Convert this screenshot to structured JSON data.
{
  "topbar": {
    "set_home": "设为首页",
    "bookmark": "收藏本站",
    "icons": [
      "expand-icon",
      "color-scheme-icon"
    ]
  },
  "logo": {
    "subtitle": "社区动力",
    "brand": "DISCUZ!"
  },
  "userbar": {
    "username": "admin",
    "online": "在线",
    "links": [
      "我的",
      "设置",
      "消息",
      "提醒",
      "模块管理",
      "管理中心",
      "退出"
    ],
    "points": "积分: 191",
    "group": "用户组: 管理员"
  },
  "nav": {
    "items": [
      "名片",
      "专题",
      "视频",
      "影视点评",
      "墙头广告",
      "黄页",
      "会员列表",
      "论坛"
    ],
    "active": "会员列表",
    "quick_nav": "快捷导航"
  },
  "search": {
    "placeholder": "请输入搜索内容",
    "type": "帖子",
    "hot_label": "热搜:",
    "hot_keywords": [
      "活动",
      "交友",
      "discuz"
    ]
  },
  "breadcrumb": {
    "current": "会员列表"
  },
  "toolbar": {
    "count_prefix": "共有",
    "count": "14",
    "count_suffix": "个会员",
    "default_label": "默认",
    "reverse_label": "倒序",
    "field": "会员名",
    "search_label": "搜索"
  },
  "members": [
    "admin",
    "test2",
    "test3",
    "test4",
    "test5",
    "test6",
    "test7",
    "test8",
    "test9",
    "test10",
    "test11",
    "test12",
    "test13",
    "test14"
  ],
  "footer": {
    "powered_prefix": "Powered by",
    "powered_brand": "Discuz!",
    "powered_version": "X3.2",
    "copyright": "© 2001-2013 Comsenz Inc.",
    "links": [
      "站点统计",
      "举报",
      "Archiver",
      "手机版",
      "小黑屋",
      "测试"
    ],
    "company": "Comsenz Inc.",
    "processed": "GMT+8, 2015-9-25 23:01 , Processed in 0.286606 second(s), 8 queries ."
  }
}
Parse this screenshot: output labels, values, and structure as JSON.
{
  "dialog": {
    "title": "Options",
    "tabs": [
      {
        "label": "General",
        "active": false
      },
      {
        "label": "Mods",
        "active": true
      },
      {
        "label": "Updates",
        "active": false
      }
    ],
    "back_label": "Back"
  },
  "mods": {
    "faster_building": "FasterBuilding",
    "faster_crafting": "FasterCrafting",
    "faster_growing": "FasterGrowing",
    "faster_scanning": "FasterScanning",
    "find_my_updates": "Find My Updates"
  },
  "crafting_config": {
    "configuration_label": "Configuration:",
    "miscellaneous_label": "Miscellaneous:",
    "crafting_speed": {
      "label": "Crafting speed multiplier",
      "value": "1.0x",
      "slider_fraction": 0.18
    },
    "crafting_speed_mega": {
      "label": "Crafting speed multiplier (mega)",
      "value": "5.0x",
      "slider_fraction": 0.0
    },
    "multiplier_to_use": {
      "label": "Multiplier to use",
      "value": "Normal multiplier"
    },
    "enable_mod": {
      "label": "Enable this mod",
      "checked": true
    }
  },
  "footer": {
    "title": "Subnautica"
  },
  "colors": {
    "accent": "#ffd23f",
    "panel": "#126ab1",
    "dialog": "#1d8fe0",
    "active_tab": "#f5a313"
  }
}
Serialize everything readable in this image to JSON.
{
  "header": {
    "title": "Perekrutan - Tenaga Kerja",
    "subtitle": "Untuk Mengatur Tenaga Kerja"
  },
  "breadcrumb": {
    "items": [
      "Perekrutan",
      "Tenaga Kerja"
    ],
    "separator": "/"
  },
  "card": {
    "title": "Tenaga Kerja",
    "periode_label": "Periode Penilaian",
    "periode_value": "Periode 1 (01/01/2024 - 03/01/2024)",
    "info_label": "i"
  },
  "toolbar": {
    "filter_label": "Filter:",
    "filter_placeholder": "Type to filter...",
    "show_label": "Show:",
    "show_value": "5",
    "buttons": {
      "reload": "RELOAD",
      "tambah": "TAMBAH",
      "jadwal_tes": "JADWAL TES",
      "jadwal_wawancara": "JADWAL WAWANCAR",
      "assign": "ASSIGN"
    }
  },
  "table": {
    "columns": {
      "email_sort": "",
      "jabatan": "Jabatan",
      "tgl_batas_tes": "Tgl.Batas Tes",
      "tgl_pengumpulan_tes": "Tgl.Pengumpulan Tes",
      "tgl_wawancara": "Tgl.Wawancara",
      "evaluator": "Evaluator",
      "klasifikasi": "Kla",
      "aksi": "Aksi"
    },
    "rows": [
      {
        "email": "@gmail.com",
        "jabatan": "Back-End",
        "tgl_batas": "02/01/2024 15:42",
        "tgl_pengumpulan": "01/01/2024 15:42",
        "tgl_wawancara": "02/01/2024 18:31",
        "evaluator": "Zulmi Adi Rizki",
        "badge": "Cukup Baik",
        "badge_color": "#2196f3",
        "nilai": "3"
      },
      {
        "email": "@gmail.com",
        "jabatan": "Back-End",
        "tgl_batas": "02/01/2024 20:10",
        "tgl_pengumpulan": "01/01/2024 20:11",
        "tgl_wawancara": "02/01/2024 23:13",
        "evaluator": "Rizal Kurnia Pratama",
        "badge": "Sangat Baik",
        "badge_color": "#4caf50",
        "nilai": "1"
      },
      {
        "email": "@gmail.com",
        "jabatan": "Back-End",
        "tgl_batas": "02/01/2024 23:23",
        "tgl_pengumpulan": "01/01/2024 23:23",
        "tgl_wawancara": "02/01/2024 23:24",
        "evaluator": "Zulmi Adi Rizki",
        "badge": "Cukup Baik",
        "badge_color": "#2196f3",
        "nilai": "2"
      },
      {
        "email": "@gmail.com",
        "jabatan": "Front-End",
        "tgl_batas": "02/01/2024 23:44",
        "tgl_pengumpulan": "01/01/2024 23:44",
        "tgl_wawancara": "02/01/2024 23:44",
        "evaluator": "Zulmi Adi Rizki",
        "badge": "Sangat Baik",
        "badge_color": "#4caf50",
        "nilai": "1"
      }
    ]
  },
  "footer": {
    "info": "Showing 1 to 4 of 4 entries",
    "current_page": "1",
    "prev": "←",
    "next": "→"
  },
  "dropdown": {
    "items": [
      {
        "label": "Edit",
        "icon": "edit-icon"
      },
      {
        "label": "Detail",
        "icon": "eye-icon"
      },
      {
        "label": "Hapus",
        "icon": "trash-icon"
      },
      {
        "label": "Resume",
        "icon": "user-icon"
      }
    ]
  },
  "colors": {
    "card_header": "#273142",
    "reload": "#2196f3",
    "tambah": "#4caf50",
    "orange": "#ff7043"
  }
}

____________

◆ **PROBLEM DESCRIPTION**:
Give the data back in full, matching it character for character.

◆ **TASK SOLUTION**:
Convert this screenshot to structured JSON data.
{
  "topbar": {
    "set_home": "设为首页",
    "bookmark": "收藏本站",
    "icons": [
      "expand-icon",
      "color-scheme-icon"
    ]
  },
  "logo": {
    "subtitle": "社区动力",
    "brand": "DISCUZ!"
  },
  "userbar": {
    "username": "admin",
    "online": "在线",
    "links": [
      "我的",
      "设置",
      "消息",
      "提醒",
      "模块管理",
      "管理中心",
      "退出"
    ],
    "points": "积分: 191",
    "group": "用户组: 管理员"
  },
  "nav": {
    "items": [
      "名片",
      "专题",
      "视频",
      "影视点评",
      "墙头广告",
      "黄页",
      "会员列表",
      "论坛"
    ],
    "active": "会员列表",
    "quick_nav": "快捷导航"
  },
  "search": {
    "placeholder": "请输入搜索内容",
    "type": "帖子",
    "hot_label": "热搜:",
    "hot_keywords": [
      "活动",
      "交友",
      "discuz"
    ]
  },
  "breadcrumb": {
    "current": "会员列表"
  },
  "toolbar": {
    "count_prefix": "共有",
    "count": "14",
    "count_suffix": "个会员",
    "default_label": "默认",
    "reverse_label": "倒序",
    "field": "会员名",
    "search_label": "搜索"
  },
  "members": [
    "admin",
    "test2",
    "test3",
    "test4",
    "test5",
    "test6",
    "test7",
    "test8",
    "test9",
    "test10",
    "test11",
    "test12",
    "test13",
    "test14"
  ],
  "footer": {
    "powered_prefix": "Powered by",
    "powered_brand": "Discuz!",
    "powered_version": "X3.2",
    "copyright": "© 2001-2013 Comsenz Inc.",
    "links": [
      "站点统计",
      "举报",
      "Archiver",
      "手机版",
      "小黑屋",
      "测试"
    ],
    "company": "Comsenz Inc.",
    "processed": "GMT+8, 2015-9-25 23:01 , Processed in 0.286606 second(s), 8 queries ."
  }
}
Parse this screenshot: output labels, values, and structure as JSON.
{
  "dialog": {
    "title": "Options",
    "tabs": [
      {
        "label": "General",
        "active": false
      },
      {
        "label": "Mods",
        "active": true
      },
      {
        "label": "Updates",
        "active": false
      }
    ],
    "back_label": "Back"
  },
  "mods": {
    "faster_building": "FasterBuilding",
    "faster_crafting": "FasterCrafting",
    "faster_growing": "FasterGrowing",
    "faster_scanning": "FasterScanning",
    "find_my_updates": "Find My Updates"
  },
  "crafting_config": {
    "configuration_label": "Configuration:",
    "miscellaneous_label": "Miscellaneous:",
    "crafting_speed": {
      "label": "Crafting speed multiplier",
      "value": "1.0x",
      "slider_fraction": 0.18
    },
    "crafting_speed_mega": {
      "label": "Crafting speed multiplier (mega)",
      "value": "5.0x",
      "slider_fraction": 0.0
    },
    "multiplier_to_use": {
      "label": "Multiplier to use",
      "value": "Normal multiplier"
    },
    "enable_mod": {
      "label": "Enable this mod",
      "checked": true
    }
  },
  "footer": {
    "title": "Subnautica"
  },
  "colors": {
    "accent": "#ffd23f",
    "panel": "#126ab1",
    "dialog": "#1d8fe0",
    "active_tab": "#f5a313"
  }
}
Serialize everything readable in this image to JSON.
{
  "header": {
    "title": "Perekrutan - Tenaga Kerja",
    "subtitle": "Untuk Mengatur Tenaga Kerja"
  },
  "breadcrumb": {
    "items": [
      "Perekrutan",
      "Tenaga Kerja"
    ],
    "separator": "/"
  },
  "card": {
    "title": "Tenaga Kerja",
    "periode_label": "Periode Penilaian",
    "periode_value": "Periode 1 (01/01/2024 - 03/01/2024)",
    "info_label": "i"
  },
  "toolbar": {
    "filter_label": "Filter:",
    "filter_placeholder": "Type to filter...",
    "show_label": "Show:",
    "show_value": "5",
    "buttons": {
      "reload": "RELOAD",
      "tambah": "TAMBAH",
      "jadwal_tes": "JADWAL TES",
      "jadwal_wawancara": "JADWAL WAWANCAR",
      "assign": "ASSIGN"
    }
  },
  "table": {
    "columns": {
      "email_sort": "",
      "jabatan": "Jabatan",
      "tgl_batas_tes": "Tgl.Batas Tes",
      "tgl_pengumpulan_tes": "Tgl.Pengumpulan Tes",
      "tgl_wawancara": "Tgl.Wawancara",
      "evaluator": "Evaluator",
      "klasifikasi": "Kla",
      "aksi": "Aksi"
    },
    "rows": [
      {
        "email": "@gmail.com",
        "jabatan": "Back-End",
        "tgl_batas": "02/01/2024 15:42",
        "tgl_pengumpulan": "01/01/2024 15:42",
        "tgl_wawancara": "02/01/2024 18:31",
        "evaluator": "Zulmi Adi Rizki",
        "badge": "Cukup Baik",
        "badge_color": "#2196f3",
        "nilai": "3"
      },
      {
        "email": "@gmail.com",
        "jabatan": "Back-End",
        "tgl_batas": "02/01/2024 20:10",
        "tgl_pengumpulan": "01/01/2024 20:11",
        "tgl_wawancara": "02/01/2024 23:13",
        "evaluator": "Rizal Kurnia Pratama",
        "badge": "Sangat Baik",
        "badge_color": "#4caf50",
        "nilai": "1"
      },
      {
        "email": "@gmail.com",
        "jabatan": "Back-End",
        "tgl_batas": "02/01/2024 23:23",
        "tgl_pengumpulan": "01/01/2024 23:23",
        "tgl_wawancara": "02/01/2024 23:24",
        "evaluator": "Zulmi Adi Rizki",
        "badge": "Cukup Baik",
        "badge_color": "#2196f3",
        "nilai": "2"
      },
      {
        "email": "@gmail.com",
        "jabatan": "Front-End",
        "tgl_batas": "02/01/2024 23:44",
        "tgl_pengumpulan": "01/01/2024 23:44",
        "tgl_wawancara": "02/01/2024 23:44",
        "evaluator": "Zulmi Adi Rizki",
        "badge": "Sangat Baik",
        "badge_color": "#4caf50",
        "nilai": "1"
      }
    ]
  },
  "footer": {
    "info": "Showing 1 to 4 of 4 entries",
    "current_page": "1",
    "prev": "←",
    "next": "→"
  },
  "dropdown": {
    "items": [
      {
        "label": "Edit",
        "icon": "edit-icon"
      },
      {
        "label": "Detail",
        "icon": "eye-icon"
      },
      {
        "label": "Hapus",
        "icon": "trash-icon"
      },
      {
        "label": "Resume",
        "icon": "user-icon"
      }
    ]
  },
  "colors": {
    "card_header": "#273142",
    "reload": "#2196f3",
    "tambah": "#4caf50",
    "orange": "#ff7043"
  }
}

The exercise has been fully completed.